    Recommended by:
    lcrp, IB JOHN

    "The spice must flow"

  •  This is the best sentence I read all week. (6+ / 0-)
    In order to be a news organization you need to falsely report that the ACA had been struck down on TV for ten minutes.

    Why do I have the feeling George W. Bush joined the Stonecutters, ate a mess of ribs, and used the Constitution as a napkin?

    by Matt Z on Tue Jun 24, 2014 at 05:27:27 PM PDT

  •  John Oliver mentioned this (1+ / 0-)
    Recommended by:
    wayoutinthestix

    on an interview with Terry something's show (sorry, my colleague played it in the car while I was driving).

    He said to the effect that journalists should not be 'comfortable' around the people they are reporting on. For whomever he satirizes or uses to satirize someone, he would not want to be in the same room. (remember featuring Sting from his piece on preventing cable company f*ckery... yeah so he's okay not being in the same room as him)

    Truth can be uncomfortable. I don't see what's wrong with reporting something objectively. I see everything wrong with putting a "spin" on it.

    Like food, I prefer to digest my own information. I'm not a baby bird and I don't want to take in someone else's vomit.

    Why hello there reality, how are you doing?

    by Future Gazer on Tue Jun 24, 2014 at 05:53:54 PM PDT

    •  Terry Gross (1+ / 0-)
      Recommended by:
      Future Gazer

      perhaps.  Was it NPR?

      •  Yes! (2+ / 0-)
        Recommended by:
        shaso, kurt

        I did some googling. Terry Gross from Fresh Air.

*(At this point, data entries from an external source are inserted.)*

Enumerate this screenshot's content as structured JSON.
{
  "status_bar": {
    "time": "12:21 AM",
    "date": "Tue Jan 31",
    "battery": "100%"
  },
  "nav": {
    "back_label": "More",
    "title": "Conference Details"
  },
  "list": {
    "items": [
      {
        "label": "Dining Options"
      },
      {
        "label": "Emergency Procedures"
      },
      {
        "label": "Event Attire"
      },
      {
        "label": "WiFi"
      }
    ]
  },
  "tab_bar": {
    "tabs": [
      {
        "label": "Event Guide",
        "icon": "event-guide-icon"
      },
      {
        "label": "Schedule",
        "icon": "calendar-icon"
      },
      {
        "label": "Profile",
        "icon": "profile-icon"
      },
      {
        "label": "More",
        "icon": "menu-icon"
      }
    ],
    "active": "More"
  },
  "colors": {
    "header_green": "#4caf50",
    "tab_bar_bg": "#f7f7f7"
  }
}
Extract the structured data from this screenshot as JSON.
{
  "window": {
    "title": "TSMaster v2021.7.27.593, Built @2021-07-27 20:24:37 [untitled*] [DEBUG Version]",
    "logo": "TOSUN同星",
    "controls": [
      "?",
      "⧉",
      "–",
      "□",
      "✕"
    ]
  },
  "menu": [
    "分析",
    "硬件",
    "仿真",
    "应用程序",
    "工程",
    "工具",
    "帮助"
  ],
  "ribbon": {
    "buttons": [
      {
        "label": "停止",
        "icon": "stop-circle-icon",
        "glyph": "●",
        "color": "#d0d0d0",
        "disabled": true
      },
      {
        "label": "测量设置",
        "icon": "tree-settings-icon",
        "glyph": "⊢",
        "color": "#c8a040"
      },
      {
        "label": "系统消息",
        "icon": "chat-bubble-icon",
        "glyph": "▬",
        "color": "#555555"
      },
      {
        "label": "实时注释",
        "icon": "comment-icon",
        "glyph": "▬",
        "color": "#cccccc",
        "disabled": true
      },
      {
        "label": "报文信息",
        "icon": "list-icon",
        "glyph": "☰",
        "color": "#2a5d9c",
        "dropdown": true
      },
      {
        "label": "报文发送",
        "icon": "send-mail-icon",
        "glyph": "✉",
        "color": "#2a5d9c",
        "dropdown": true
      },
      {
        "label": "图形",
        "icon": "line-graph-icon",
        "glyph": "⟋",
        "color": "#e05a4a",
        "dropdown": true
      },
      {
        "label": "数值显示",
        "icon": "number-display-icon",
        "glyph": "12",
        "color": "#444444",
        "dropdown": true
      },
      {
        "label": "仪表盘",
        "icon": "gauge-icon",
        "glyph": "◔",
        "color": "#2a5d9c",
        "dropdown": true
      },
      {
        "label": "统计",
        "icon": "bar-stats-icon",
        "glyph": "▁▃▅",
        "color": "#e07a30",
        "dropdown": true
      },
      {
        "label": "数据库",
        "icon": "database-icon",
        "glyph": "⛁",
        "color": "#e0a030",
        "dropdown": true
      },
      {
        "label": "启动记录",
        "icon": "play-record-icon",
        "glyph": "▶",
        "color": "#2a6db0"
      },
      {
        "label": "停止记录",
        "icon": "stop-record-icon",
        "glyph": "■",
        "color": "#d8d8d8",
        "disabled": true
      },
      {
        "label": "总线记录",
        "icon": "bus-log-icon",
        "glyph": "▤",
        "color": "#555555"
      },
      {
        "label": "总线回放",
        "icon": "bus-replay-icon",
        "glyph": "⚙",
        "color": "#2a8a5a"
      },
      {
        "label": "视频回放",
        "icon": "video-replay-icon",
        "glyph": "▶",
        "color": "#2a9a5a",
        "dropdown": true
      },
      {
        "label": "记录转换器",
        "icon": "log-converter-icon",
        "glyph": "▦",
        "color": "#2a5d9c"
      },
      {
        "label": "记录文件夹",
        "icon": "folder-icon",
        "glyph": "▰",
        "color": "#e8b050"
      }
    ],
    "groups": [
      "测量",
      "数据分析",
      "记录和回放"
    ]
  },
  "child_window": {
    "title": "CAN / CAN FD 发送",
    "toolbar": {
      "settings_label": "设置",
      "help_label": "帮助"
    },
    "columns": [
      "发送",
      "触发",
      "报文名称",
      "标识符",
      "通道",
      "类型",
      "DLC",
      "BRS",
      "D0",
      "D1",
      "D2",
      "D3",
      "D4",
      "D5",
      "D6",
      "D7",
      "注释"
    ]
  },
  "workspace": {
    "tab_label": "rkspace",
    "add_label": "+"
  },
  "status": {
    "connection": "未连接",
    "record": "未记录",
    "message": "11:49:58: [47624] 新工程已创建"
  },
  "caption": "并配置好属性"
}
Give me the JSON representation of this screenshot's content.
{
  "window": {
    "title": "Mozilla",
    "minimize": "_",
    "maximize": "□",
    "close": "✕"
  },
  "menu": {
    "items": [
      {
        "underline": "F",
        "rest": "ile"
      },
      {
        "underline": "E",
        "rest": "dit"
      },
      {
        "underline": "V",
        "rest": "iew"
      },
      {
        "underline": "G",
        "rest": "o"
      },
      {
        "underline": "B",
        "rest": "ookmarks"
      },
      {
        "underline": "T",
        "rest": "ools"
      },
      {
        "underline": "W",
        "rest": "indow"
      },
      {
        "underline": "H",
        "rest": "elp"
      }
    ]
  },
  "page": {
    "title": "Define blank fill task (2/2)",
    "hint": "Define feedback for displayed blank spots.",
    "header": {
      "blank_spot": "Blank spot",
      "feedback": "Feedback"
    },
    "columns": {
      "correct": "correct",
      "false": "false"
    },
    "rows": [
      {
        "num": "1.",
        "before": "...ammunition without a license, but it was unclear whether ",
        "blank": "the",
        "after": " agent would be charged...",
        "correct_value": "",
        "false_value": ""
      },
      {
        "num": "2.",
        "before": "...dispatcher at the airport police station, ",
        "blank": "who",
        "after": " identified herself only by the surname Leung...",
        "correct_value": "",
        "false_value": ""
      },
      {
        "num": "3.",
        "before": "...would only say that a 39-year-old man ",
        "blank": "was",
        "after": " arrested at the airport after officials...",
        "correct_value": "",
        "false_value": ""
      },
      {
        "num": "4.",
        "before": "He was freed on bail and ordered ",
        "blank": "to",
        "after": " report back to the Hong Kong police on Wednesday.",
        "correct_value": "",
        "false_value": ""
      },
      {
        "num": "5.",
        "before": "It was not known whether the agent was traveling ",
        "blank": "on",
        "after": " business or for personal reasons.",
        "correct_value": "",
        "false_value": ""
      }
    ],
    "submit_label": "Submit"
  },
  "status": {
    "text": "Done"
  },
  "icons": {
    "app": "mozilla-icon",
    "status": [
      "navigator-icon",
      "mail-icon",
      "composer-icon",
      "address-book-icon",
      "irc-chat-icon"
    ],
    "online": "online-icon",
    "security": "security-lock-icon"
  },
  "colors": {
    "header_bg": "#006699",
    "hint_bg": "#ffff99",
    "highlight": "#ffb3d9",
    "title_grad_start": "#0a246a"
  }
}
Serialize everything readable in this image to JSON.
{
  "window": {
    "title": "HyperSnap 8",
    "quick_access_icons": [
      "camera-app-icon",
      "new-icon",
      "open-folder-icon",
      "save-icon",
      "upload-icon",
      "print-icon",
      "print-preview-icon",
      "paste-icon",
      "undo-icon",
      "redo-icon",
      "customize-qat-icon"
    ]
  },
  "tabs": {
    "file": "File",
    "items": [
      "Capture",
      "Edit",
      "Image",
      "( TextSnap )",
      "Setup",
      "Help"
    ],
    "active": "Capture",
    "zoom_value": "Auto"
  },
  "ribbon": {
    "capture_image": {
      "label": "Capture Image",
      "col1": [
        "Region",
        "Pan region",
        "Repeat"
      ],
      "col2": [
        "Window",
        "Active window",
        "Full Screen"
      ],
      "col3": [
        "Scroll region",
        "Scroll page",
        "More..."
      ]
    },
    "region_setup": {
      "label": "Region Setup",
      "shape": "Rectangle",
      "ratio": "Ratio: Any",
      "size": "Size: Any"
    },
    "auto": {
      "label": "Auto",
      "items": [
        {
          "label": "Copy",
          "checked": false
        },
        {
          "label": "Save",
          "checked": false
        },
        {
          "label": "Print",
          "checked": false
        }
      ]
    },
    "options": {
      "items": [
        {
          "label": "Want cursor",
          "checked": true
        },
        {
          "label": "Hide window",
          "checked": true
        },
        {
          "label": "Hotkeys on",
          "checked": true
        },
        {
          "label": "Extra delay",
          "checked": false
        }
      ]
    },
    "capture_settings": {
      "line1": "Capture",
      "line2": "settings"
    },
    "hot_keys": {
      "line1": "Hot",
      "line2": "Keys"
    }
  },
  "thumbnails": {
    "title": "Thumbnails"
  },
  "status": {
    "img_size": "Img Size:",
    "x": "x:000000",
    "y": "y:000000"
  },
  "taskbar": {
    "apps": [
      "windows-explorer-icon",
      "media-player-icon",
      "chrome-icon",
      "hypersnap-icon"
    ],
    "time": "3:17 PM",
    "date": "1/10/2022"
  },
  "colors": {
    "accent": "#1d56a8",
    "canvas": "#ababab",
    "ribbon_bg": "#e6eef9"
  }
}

        http://www.npr.org/...

        On whether he worries about meeting the people he's ridiculed

        As a comedian you should not be in rooms where the people you're making fun of also are, because you'll realize, at the end of the day, they're just people. You can't risk having that kind of compassion infect your mission to attack. My solution to that is not to curve my jokes — it's to not put myself in the same room as the consequences of those jokes. ...

        A comedian is supposed to be an outsider. He's supposed to be outside looking in. I don't want to be at parties in D.C. with politicians. Comedians shouldn't be there. If you feel comfortable in a room like that, there's a big problem. That's what is so concerning when you see journalists so comfortable around politicians — that's a red flag.

        Why hello there reality, how are you doing?

        by Future Gazer on Tue Jun 24, 2014 at 07:35:38 PM PDT

        [ Parent ]

    •  Unfortunately, objectivity is in the eye if the (0+ / 0-)

      Beholder.

      Nowadays, sources hide behind PR people - I use the term media muppets - to deliver only spin.

      When you have spin vs spin, you get the modern version of news.

      Marshaling facts takes time and costs money news organizations don't have, save a few like ProPublica, or the occasional traditional outlet.

      Thump! Bang. Whack-boing. It's dub!

      by dadadata on Wed Jun 25, 2014 at 03:52:27 AM PDT

      [ Parent ]

Subscribe or Donate to support Daily Kos.

Click here for the mobile view of the site